Keeping hops fresh is not magic!

RipeLocker, a US leader in extending the post-harvest life of perishables, has announced that its technology that can extend the life of fresh hops by up to six weeks. A valuable and highly perishable flower, fresh hops in the past needed to be used within a day of harvesting.

When using RipeLocker managed-atmosphere containers to store the hops, the fresh hops retained their original form, colour and aroma six weeks later. This is significant for hop growers, hop dealers, breweries and consumers.

The RipeLocker is a cost-effective, pallet-sized, managed-atmosphere container. The ultra-low oxygen containers suppress pathogen growth, resulting in significantly less decay.

The company tailors operating parameters, such as internal pressure, CO2 and oxygen levels, to optimise longevity and freshness for the specific needs of each perishable stored inside.

In addition, the company can monitor and change holding parameters real-time to prevent damage from occurring. The RipeLocker is engineered from the ground up using recycled materials and is reusable.

Based in Yakima Valley of Washington state a hop dealer helped facilitate the collaboration between RipeLocker, CLS Farms and Thomas Hooker Brewing Co. With RipeLocker technology, hop growers and packers can now sell more fresh hops, at higher margins than dry hops, and supply distant markets such as Asia.

Hop dealers, who often facilitate deals between hop growers and brewers, can now have more fresh hops to sell. Brewers can source more fresh hops for longer lengths of time and avoid costly, and environmentally unfriendly, overnight air freight. Consumers, moreover, are able to enjoy fresh hop craft beers for longer seasons.
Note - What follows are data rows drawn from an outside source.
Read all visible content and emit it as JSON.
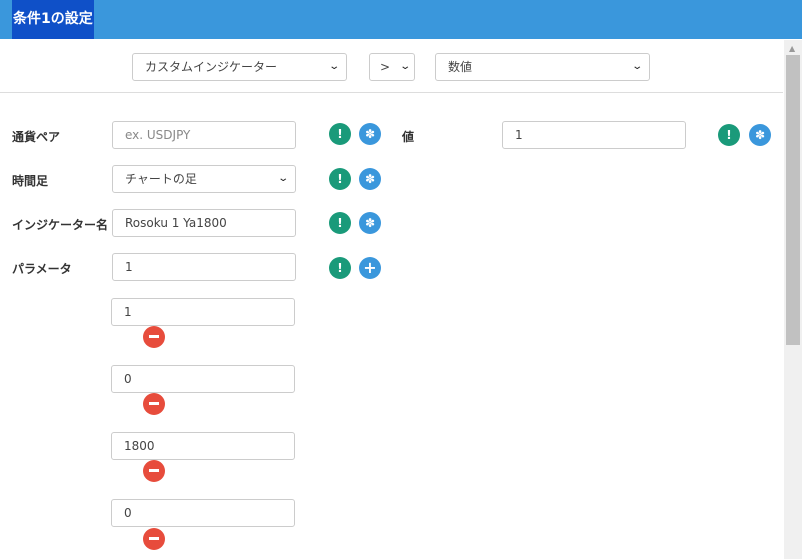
{
  "header": {
    "title": "条件1の設定"
  },
  "top": {
    "type_select": "カスタムインジケーター",
    "operator_select": ">",
    "compare_select": "数値"
  },
  "form": {
    "pair": {
      "label": "通貨ペア",
      "placeholder": "ex. USDJPY"
    },
    "timeframe": {
      "label": "時間足",
      "value": "チャートの足"
    },
    "indicator": {
      "label": "インジケーター名",
      "value": "Rosoku 1 Ya1800"
    },
    "params": {
      "label": "パラメータ",
      "value": "1",
      "extra": [
        "1",
        "0",
        "1800",
        "0"
      ]
    },
    "value": {
      "label": "値",
      "value": "1"
    }
  },
  "colors": {
    "header": "#3a97dc",
    "title_bg": "#0f50c8",
    "info": "#1a9a7a",
    "settings": "#3a97dc",
    "remove": "#e74c3c"
  }
}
At a global level, fresh hops grown in the Southern Hemisphere can now be much more readily available to brewers in the Northern Hemisphere, and vice versa. The new six-week lifespan, and possibly longer, enabled by RipeLocker technology also means that fresh hops can now be shipped via conventional methods such as cargo ships, railways and trucks. This has relevant cost benefits and is better for the environment than air freight.
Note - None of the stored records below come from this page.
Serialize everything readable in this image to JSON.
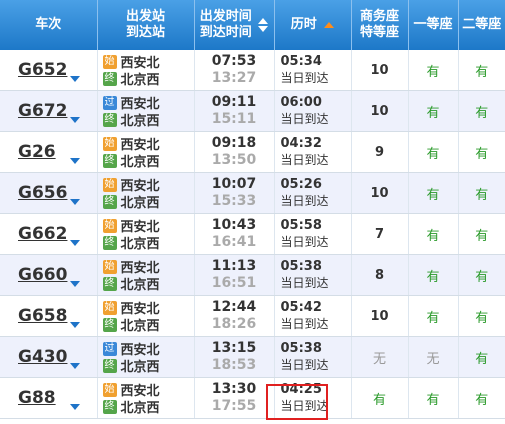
{
  "header": {
    "train": "车次",
    "station_line1": "出发站",
    "station_line2": "到达站",
    "time_line1": "出发时间",
    "time_line2": "到达时间",
    "duration": "历时",
    "business_line1": "商务座",
    "business_line2": "特等座",
    "first": "一等座",
    "second": "二等座"
  },
  "accent_colors": {
    "header": "#1d78c8",
    "sort_active": "#ff8c1a",
    "available": "#2a9a2a",
    "highlight": "#e02020"
  },
  "rows": [
    {
      "train": "G652",
      "from_badge": "始",
      "from": "西安北",
      "to_badge": "终",
      "to": "北京西",
      "dep": "07:53",
      "arr": "13:27",
      "dur": "05:34",
      "note": "当日到达",
      "business": "10",
      "first": "有",
      "second": "有"
    },
    {
      "train": "G672",
      "from_badge": "过",
      "from": "西安北",
      "to_badge": "终",
      "to": "北京西",
      "dep": "09:11",
      "arr": "15:11",
      "dur": "06:00",
      "note": "当日到达",
      "business": "10",
      "first": "有",
      "second": "有"
    },
    {
      "train": "G26",
      "from_badge": "始",
      "from": "西安北",
      "to_badge": "终",
      "to": "北京西",
      "dep": "09:18",
      "arr": "13:50",
      "dur": "04:32",
      "note": "当日到达",
      "business": "9",
      "first": "有",
      "second": "有"
    },
    {
      "train": "G656",
      "from_badge": "始",
      "from": "西安北",
      "to_badge": "终",
      "to": "北京西",
      "dep": "10:07",
      "arr": "15:33",
      "dur": "05:26",
      "note": "当日到达",
      "business": "10",
      "first": "有",
      "second": "有"
    },
    {
      "train": "G662",
      "from_badge": "始",
      "from": "西安北",
      "to_badge": "终",
      "to": "北京西",
      "dep": "10:43",
      "arr": "16:41",
      "dur": "05:58",
      "note": "当日到达",
      "business": "7",
      "first": "有",
      "second": "有"
    },
    {
      "train": "G660",
      "from_badge": "始",
      "from": "西安北",
      "to_badge": "终",
      "to": "北京西",
      "dep": "11:13",
      "arr": "16:51",
      "dur": "05:38",
      "note": "当日到达",
      "business": "8",
      "first": "有",
      "second": "有"
    },
    {
      "train": "G658",
      "from_badge": "始",
      "from": "西安北",
      "to_badge": "终",
      "to": "北京西",
      "dep": "12:44",
      "arr": "18:26",
      "dur": "05:42",
      "note": "当日到达",
      "business": "10",
      "first": "有",
      "second": "有"
    },
    {
      "train": "G430",
      "from_badge": "过",
      "from": "西安北",
      "to_badge": "终",
      "to": "北京西",
      "dep": "13:15",
      "arr": "18:53",
      "dur": "05:38",
      "note": "当日到达",
      "business": "无",
      "first": "无",
      "second": "有"
    },
    {
      "train": "G88",
      "from_badge": "始",
      "from": "西安北",
      "to_badge": "终",
      "to": "北京西",
      "dep": "13:30",
      "arr": "17:55",
      "dur": "04:25",
      "note": "当日到达",
      "business": "有",
      "first": "有",
      "second": "有"
    }
  ]
}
The vacuum works to slow the respiration and senescence of perishables stored inside. Maintaining low oxygen and pressure keeps them just above going anaerobic. The RH (relative humidity) is also controlled because high humidity prevents weight loss. The dynamic system precisely manages O2 levels to control decay.

Hop aroma, oil and acid content play an important role in beer making. Fresh hops stored in the RipeLockers need to maintain their quality to become a commercially viable storage alternative. RipeLocker has patents for:

  • the cylindrical vessel for low-pressure storage of perishable goods fabricated from neat or reinforced plastics;
  • procedures for operating a vacuum to store perishables by controlling pressure and oxygen levels independently of each other, as well as setting floor and ceiling parameters;
  • A system and method for transporting and storing post-harvest fruits, vegetables, and other perishable commodities under controlled atmospheric conditions.

RipeLocker has conducted extensive and successful trials in Colombia, Peru, Brazil, Chile, the Netherlands, Australia and the US West Coast for flowers, vegetables, fruits and fruit preserves. (https://ripelocker.com/)